If you regularly wash laundry, chances are, you've inadvertently (or purposely) put something in your washing machine that didn’t belong there. While washing clothes seems like a no-brainer, there are actually several ways you can mess it up, and first among them is putting no-go items in your washing machine. Put the wrong things in your washer, and you not only mess up your clothes, but you risk damaging this oh-so-essential appliance. The experts at G&G Appliance Service in New York are here to detail eight items you should never put in your washing machine. Keep this list in mind the next time you reach for your overflowing hamper.


●        Coins

Certainly, nobody throws coins in their washing machine on purpose; yet, they still manage to sneak their way in somehow. Pants pockets are notorious for holding a few stray coins, that, while seemingly harmless, can do some damage to your machine. Most coins stay in the drum throughout the entire cycle, but sometimes, a few make it past the filter, ending up near your washer’s drain pump. Because they’re exceedingly hard, coins can damage the delicate fins on the drain pump, and, if they make it far enough, can get stuck in the drain pipe. At this stage, you’ll need to call a washer repair company to extract the coins and fix your machine. Pro tip: Always check pockets before loading clothing into the machine!


●        Clothes With Flammable Residue

What do messy cooks, clumsy fuel-pumpers, and DIY auto mechanics all have in common? Not much, unless you count the fact that they all end up with flammable residue on their clothes at the end of the day. Gasoline, cooking oil, and of course, automotive oil all present a major fire hazard when you inadvertently put these items in your washing machine. To keep your washer safe, always examine clothing for flammable stains prior to starting a load. If you find any, you can easily remove them by rubbing a mixture of two-parts baking soda and one-part water into the stain.


●        Keys

Like coins, no one purposefully puts car keys in the washer, but again, pockets can be devious little tricksters. Sometimes, you even check your pockets prior to loading the machine and you still don’t catch everything! Keys, like coins, can damage your washer’s drum, and if you have a glass viewing window on the front of your machine, a stray key can even crack it.


Couple that with the fact that after a good washing, your electronic key has likely died a watery death, and you’ve effectively doubled your problems. Forget to take your keys out of your pocket, and you’ll be in for hundreds of dollars worth of bills between a washer repair and new car key.


●        Pet Hair

If you have pets that shed, you know the never-ending struggle of keeping your clothes and linens hair-free. And even though your washer seems to remove stray pet strands in an instant, introducing all that hair into your machine can spell disaster.


When wet, excess pet hair forms clumps in your washer, which can travel through the machine into the drain pumps. There, they prevent water from exiting the machine, which puts unnecessary stress on not only your washer, but your plumbing system, too. That, combined with the ever-pleasing smell of wet dog should be enough to deter you from throwing hairy fabrics into your washer. But, on the off chance that you continue throwing dog beds in your drum, you’ll end up calling a washer repair company before you know it.

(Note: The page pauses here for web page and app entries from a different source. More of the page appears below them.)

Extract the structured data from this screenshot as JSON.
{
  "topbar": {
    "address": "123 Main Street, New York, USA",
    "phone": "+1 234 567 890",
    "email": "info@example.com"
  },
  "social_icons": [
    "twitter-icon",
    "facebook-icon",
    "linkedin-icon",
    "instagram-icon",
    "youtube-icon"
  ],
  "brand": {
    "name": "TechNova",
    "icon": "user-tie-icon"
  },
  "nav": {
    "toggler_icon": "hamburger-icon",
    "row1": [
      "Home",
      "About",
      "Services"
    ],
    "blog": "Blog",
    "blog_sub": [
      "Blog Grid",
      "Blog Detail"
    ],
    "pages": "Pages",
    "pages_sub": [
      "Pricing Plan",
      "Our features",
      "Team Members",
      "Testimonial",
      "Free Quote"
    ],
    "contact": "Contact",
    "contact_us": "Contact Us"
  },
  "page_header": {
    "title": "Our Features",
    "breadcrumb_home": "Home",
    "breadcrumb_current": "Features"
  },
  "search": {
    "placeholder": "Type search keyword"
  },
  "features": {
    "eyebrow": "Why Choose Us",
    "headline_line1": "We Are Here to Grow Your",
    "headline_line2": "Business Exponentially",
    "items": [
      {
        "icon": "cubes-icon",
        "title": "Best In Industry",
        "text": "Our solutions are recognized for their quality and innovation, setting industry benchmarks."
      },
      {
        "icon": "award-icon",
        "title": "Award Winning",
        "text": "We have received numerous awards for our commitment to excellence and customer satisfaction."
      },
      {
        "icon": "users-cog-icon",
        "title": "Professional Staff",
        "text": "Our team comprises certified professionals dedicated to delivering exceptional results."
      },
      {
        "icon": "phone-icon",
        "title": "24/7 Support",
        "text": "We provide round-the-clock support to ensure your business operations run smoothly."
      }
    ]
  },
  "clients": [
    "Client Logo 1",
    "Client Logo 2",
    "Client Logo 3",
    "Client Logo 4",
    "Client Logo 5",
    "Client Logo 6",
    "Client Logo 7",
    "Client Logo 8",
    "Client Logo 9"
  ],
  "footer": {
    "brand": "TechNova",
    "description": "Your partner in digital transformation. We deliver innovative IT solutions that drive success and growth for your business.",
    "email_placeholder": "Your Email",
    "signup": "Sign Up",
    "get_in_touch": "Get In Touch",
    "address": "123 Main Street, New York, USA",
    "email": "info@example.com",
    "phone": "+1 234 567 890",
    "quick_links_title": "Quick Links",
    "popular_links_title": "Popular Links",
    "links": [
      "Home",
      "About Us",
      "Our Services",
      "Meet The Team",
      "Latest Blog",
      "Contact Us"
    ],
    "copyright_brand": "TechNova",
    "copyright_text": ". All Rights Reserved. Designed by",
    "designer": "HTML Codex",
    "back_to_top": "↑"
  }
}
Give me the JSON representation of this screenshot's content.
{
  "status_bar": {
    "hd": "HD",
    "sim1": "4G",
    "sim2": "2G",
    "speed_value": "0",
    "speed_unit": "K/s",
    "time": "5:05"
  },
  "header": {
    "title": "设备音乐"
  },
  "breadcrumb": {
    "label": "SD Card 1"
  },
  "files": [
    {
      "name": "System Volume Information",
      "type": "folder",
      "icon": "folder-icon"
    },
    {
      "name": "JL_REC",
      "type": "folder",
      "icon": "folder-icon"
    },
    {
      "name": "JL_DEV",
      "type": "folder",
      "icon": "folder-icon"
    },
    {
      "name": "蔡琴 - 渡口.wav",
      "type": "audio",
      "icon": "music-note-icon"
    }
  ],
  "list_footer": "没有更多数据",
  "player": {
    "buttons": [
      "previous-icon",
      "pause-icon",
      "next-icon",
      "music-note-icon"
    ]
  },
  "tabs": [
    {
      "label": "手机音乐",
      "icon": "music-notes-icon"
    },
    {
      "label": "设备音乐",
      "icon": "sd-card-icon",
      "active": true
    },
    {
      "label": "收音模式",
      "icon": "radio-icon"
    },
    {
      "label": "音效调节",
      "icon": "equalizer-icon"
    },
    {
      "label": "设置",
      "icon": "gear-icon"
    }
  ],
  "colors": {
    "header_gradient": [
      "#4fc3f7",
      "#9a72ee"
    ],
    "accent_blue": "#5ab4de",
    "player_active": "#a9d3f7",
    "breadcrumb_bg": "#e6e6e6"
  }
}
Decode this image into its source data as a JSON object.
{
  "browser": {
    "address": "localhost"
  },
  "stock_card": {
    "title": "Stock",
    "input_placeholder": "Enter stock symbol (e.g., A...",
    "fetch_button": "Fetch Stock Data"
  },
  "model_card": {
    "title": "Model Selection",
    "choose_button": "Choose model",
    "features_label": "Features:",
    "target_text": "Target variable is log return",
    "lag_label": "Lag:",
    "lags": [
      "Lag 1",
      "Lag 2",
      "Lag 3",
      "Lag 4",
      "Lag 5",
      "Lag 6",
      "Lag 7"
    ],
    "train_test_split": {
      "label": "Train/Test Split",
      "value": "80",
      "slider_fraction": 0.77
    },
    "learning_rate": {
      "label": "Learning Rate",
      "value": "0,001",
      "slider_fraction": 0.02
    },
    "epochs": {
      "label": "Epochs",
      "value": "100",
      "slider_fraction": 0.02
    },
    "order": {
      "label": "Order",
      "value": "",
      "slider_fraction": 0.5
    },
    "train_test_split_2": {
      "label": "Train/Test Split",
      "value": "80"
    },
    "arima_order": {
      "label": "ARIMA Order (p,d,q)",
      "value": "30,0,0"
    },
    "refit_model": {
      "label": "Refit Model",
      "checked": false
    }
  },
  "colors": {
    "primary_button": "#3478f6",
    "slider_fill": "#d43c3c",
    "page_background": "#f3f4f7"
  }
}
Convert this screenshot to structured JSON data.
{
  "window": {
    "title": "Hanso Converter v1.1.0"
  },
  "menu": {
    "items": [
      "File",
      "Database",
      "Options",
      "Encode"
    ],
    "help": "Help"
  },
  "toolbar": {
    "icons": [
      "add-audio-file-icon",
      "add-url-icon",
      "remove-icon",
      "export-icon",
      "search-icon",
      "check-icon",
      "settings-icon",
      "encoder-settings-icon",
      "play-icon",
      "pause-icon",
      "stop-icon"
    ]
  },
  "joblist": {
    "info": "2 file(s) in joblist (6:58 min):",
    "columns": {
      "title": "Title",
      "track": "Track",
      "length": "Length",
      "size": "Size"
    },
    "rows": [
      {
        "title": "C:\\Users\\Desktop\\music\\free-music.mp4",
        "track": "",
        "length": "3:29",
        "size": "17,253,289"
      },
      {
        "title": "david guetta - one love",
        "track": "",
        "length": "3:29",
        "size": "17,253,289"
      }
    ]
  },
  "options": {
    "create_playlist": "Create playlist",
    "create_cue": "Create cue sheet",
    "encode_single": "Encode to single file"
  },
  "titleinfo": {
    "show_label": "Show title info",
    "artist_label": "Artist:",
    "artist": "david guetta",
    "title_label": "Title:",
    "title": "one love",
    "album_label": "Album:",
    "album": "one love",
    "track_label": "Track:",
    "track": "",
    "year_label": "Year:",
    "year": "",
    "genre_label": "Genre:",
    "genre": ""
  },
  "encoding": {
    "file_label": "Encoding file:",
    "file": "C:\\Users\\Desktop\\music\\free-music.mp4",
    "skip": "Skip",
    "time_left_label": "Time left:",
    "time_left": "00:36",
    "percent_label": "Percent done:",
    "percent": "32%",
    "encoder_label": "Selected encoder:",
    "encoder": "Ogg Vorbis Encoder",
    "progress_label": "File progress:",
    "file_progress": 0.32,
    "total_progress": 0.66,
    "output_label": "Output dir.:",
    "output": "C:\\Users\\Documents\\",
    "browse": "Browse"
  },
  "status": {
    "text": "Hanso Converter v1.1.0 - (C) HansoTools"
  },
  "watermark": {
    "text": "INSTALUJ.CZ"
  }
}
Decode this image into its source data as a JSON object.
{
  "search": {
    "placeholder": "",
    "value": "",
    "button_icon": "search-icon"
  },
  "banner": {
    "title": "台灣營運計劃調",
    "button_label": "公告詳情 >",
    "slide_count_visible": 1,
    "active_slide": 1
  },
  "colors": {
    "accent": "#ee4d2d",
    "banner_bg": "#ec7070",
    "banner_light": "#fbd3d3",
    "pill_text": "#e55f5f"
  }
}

●        Sand

If you frequent the beach or have kiddos who enjoy time in the sand box, you know the frustrating reality of sand’s sticking power. Sand can damage your washing machine by scratching the inside of the drum or, worse, clogging the drain and drain pump. Because sand is so fine, it often travels with wastewater through your washer’s drain system, where it can cause blockages. Too much buildup can actually stop your washer from functioning altogether. To avoid having to phone your washer repairman, make certain you shake all the sand from your clothing and linens prior to washing.


●        King-size Comforters

If you’ve never read the care instructions for your king-size comforter, now is the time to do it. The tag on your bedspread most likely implies that king-size comforters are far too large for the average household washing machine. Of course, if you have a machine with a large enough capacity to wash king-size linens, go for it. But for most of us, a visit to the dry cleaner or laundromat is necessary.


King-size bed linens are often bulky and heavy, and when saturated with water, put a great deal of strain on your washing machine. This excessive strain forces the washer motor to work harder than normal, which can lead to early burnout. Plus, heavy items in the washer drum can unbalance the machine during the spin cycle. When this occurs, you’ll hear alarming knocking sounds coming from your washer as it attempts to rinse and spin. Excessive knocking and shaking can damage other internal components of your washing machine, so avoid this situation at all costs.


●        Too Much Detergent

More detergent equals cleaner clothes, right? Maybe, but it can also equal more problems. If you have a high-efficiency machine, you need to be careful about how much laundry detergent you use. Per federal regulations, high-efficiency machines cut down on the amount of water necessary for each load. If you use too much detergent, your machine cannot effectively break it down as there is not enough water in the cycle to do so. When this occurs, your washer develops soap residue buildup throughout the machine. As a result, the machine may stop draining, throw an error code, or cease functioning altogether. Your next step? A phone call to your local washer repair service.


●        Too Many Items

As in the case of the king-size comforter, too many items in your washing machine can create problems. Heavy, bulky loads can unbalance your machine and lead to violent shaking and knocking during the spin cycle. Besides damage to the drum itself, collateral damage to other machine components is a common occurrence. We recommend separating your clothes according to weight and only filling the drum per manufacturer recommendations. Simply following your washer’s printed instructions can save you the inconvenience of a non-functional washer and subsequent washer repair.


Your Washer Repair Company in New York

If your washing machine is on the blink and you need it fixed fast, call the washer repair professionals at G&G Appliance Service. Our qualified technicians service all washer brands from leading manufacturers, and if we don’t have the necessary parts on hand, we can promptly order them. Our extensive network of appliance experts spans across New York state, so you can feel confident we have a highly-trained technician near you. Feel free to request your washer repair estimate, or, to schedule service on any of your household appliances, contact our team!